Air Transportation Growth (Passengers and Freight) and Economic Growth, 1950-2016

Air Transportation Growth (Passengers and Freight) and Economic Growth, 1950-2016

Source: Air Transport Association and World Bank.

Over the period 1950-2016, air passenger and air freight traffic grew systematically faster than gross world product as the unique ability of air transportation to collapse space and time drew more traffic. Correlation analysis reveals significant associations; 0.65 (R square) for passengers-km and GWP (Gross World Product) and 0.75 for tons-km and GWP. Thus, each unit of economic growth is associated with a corresponding level of growth in passenger and cargo air transportation.

Air transportation endured a strong period of growth during the 1960s with passengers and freight growth systematically in the 10%-20% range.
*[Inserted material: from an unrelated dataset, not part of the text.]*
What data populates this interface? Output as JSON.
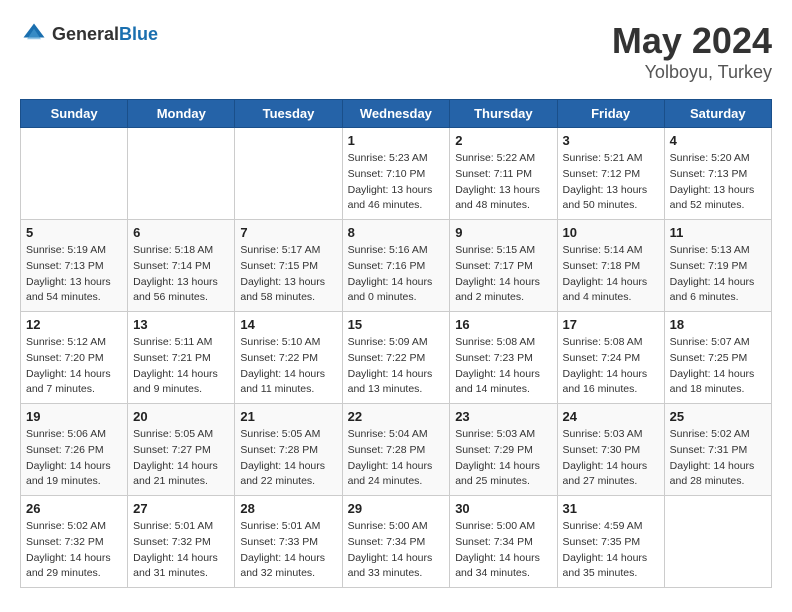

Airports were being increasingly congested and airline companies were looking for jet planes with higher capacities. The surge of passengers-km in 1970 (+31.1%) is mainly attributed to the introduction of the 747, a large capacity airplane that revolutionized air transportation by offering lower fares, high capacity and a longer range of operation (thus more passengers-km). The setback for air transportation came in 1973 with the Arab oil embargo and the subsequent recession (1974-1975). The 1981-1984 recession, the Gulf War (1991) and the Asian Financial Crisis (1997) were also economic setbacks that impacted air transportation. However, September 11, 2001, events, linked with a recession had considerable impacts on air transportation which experienced a global loss of 35 million passengers between 2000 and 2001. This was the second time in history that passenger air transport experienced a year of negative growth. The third occurrence of negative growth took place in 2009, the outcome of a major financial crisis and an issuing recession. The industry experienced a drop of 9 million passengers between 2008 and 2009.